Raymond: First, I would try selenium toning the negs. It may take up to 10 minutes in a fairly strong selenium mixture.You will pick up at least a zone of density, which will make them print easier. I am assuming you mean black and white negs. Try some full strength or one- to-one D-76 on the prints, with higher grade paper. As long as the detail is there, you should be able to print it. Try a grade four or five filter with VC papers.
-- Doug Paramore (firstname.lastname@example.org), November 27, 2000.
I'll second that suggestions to selenium tone the negs. Use a strong dilution--1:2 or 1:3. With TMX, I get a 1 zone expansion with Kodak Rapid Selenium Toner, 1:3, 8 minutes, 68-deg. F.
-- David Goldfarb (email@example.com), November 27, 2000.
Be careful with selenium toning those negs. If you can't see the detail in the shadows(low or no density areas) of the negs, forget doing anything to them. They have been fixed and what information was there the fix bleached it out and it is lost. If you can see it, be careful because selenium toning will make them more contrasty because the more silver in the image the more the selenium works. Highlights become more dense yet and in the shadows where there is much less silver to convert, the density stays about the same. I suggest you try selenium toning but if the neg becomes too contrasty then use a Q-tip and slowly dab selenium(with a little spit added) on just the shadow areas. If they are really thin then nothing is lost anyway. After you have selenium toned the negs, first print them with as soft a grade filter as you've got and then re-expose them to a really hard filter. Split exposure helps really under developed negs. james
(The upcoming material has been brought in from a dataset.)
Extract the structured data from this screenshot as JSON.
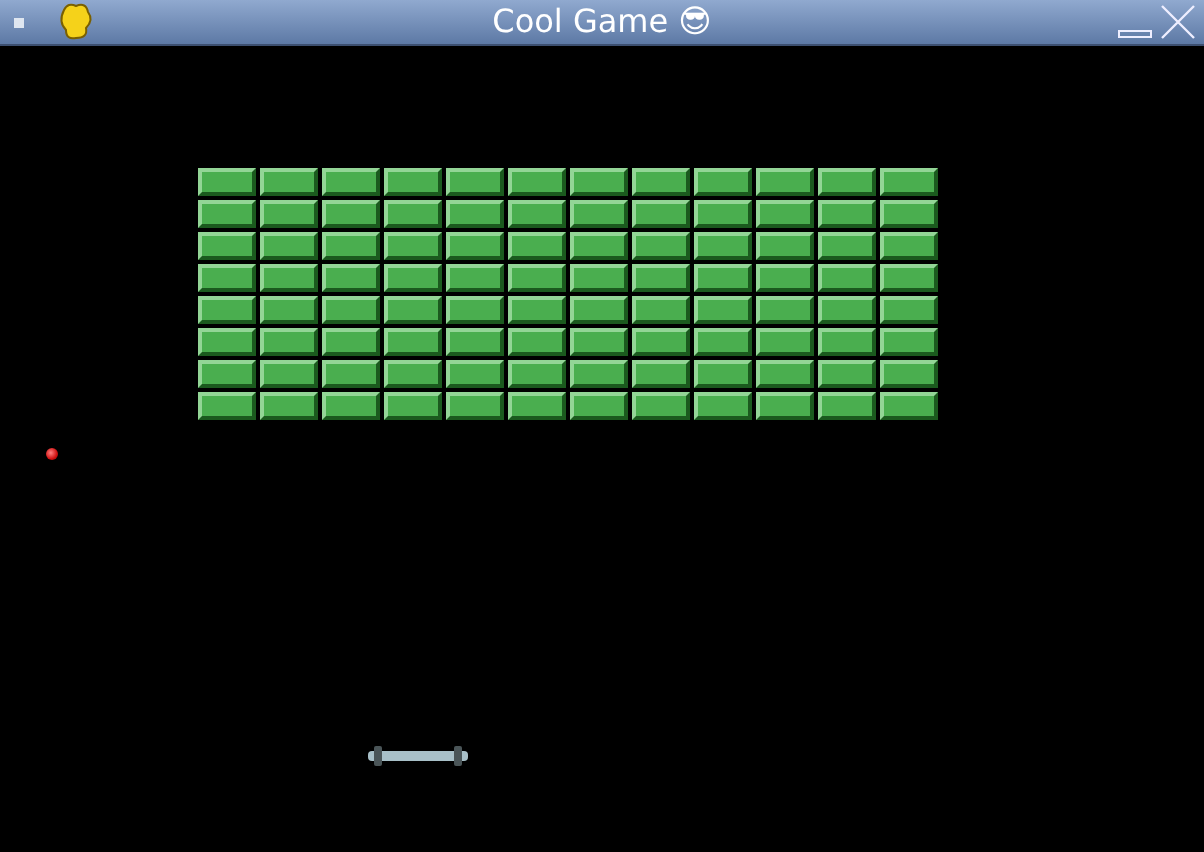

-- lumberjack (firstname.lastname@example.org), November 27, 2000.
Lumberjack: Good tip about the split contrast exposure. I have one neg that prints best with that method. I expose it as you said with a soft filter and then "bump" the contrast with a short high contrast filter. It's really not that difficult to do and can make super prints.
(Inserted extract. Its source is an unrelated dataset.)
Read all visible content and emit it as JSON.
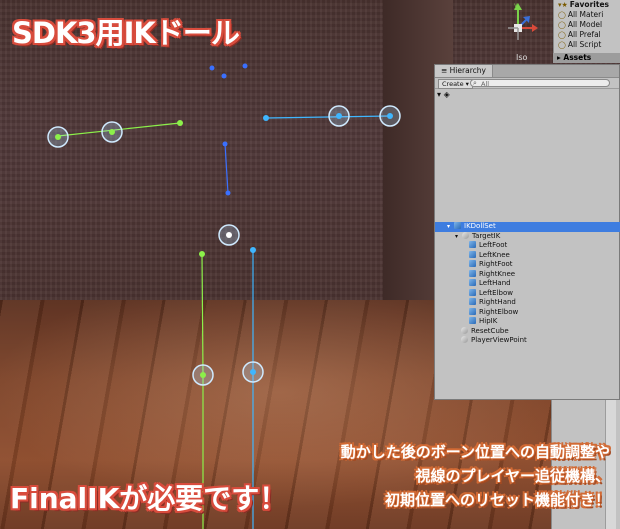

-- Doug Paramore (email@example.com), November 28, 2000.
This is where scanning could be extremely helpful-if we had an economical way to re-generate negs as LensWork does with its special editions program. Flatbed scanners with transparency adapters do extremey well with thin negs-ones so thin that I would never try conventional printing scan beautifully and produce a full tonal range. Conversely, dense negatives are MUCH harder to deal with.
-- David Stein (DFStein@aol.com), November 28, 2000.
I know! I've got a neg of the old truck up in Bodie that takes 20 minutes exposure at f5.6 #5 filter to get an acceptable print from at 11x14. That's just the basic exposure too. I then have to burn all around the edge to even out the light outer parts of the image due to the very small at normal exposure light falloff. But it has the sweetest grain you ever saw. Oh, and it's IR from Kodak. James
-- lumberjack (firstname.lastname@example.org), November 28, 2000.